Along the way, Hogsett ran a spartan operation. He reduced his district’s spending every year he was in office, a move that rankled some of his employees. He increased their caseloads while reducing staff expenses. “I don’t think I’ll go down in history as the most popular United States attorney, because I demanded much of the office,” he says, adding that some of the cutbacks came from the federal government. “That’s exactly what I’m going to demand out of city government.”
Following his campaign event in February, Hogsett left well-wishers at the convention hall and walked across the road to McDonald’s. Even though he was running late, he couldn’t resist chatting with an Indianapolis Metropolitan Police Department officer idling in a cruiser in the parking lot.

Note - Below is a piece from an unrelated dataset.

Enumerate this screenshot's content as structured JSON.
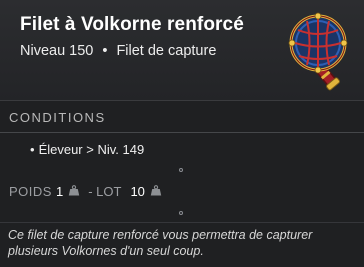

Inside McDonald’s, about a half-dozen off-duty cops and a captain greeted him warmly. After his stint as a federal prosecutor, Hogsett feels comfortable around police—whether joining them for a ride-along or attending a memorial service for fallen officers. (At a political fundraiser, Hogsett once referred to himself and Democratic Prosecutor Terry Curry as Batman and Robin. Curry was Batman, he insisted; Hogsett, with his parted brown hair and still-boyish features, was Robin.)
“Pretend I’m your mayor,” Hogsett told the group around the table. “What do I need to know?” Over the course of an hour, the cops told him that the force didn’t have enough manpower to police their zones. Instead of hoofing neighborhoods and getting to know their territory, they said, they spent much of their time traversing it in their cruisers and working with outdated technology. Hogsett furrowed his brow, nodded his head, and swigged his coffee.
Finally, Hogsett floated the idea of hiring more officers to “allow IMPD to return to beat staffing levels”—perhaps the most concrete policy proposal he’s offered in the campaign so far. “Is that going to solve all the problems?” he added. “Of course not.”
The cops gathered seemed pleased. As the meeting ended, Hogsett thanked them for their time. “I appreciate your candor,” he said. “Who knows? Maybe I won’t win. But it will make me a better candidate.”
Hogsett hasn’t always charmed Indiana voters the way he won over those officers, but people close to him attribute that more to timing and misfortune than poor candidacy. His first loss in the 1992 Senate race, they say, was an example of a very young politician making a reasonable gamble that didn’t work out. In 1994, he succumbed to political headwinds as Republicans trounced Democrats at ballot boxes nationwide. And in 2004, Hogsett was the good soldier—a warm political body when Indiana Democrats needed one at the last minute. As his longtime friend Bayh puts it, “He took one for the team.”
This fall, Hogsett will have no such excuses. He will spend the next six months trying to win the first race in which he is seen as a frontrunner in a field that so far includes Republican Chuck Brewer. Despite hauling in a record $1.4 million in contributions last year, Hogsett admits he is more nervous than he has ever been about what November may hold. “I have a great sense of foreboding,” he says. “I’ve never run a race where I haven’t been 30 points behind.”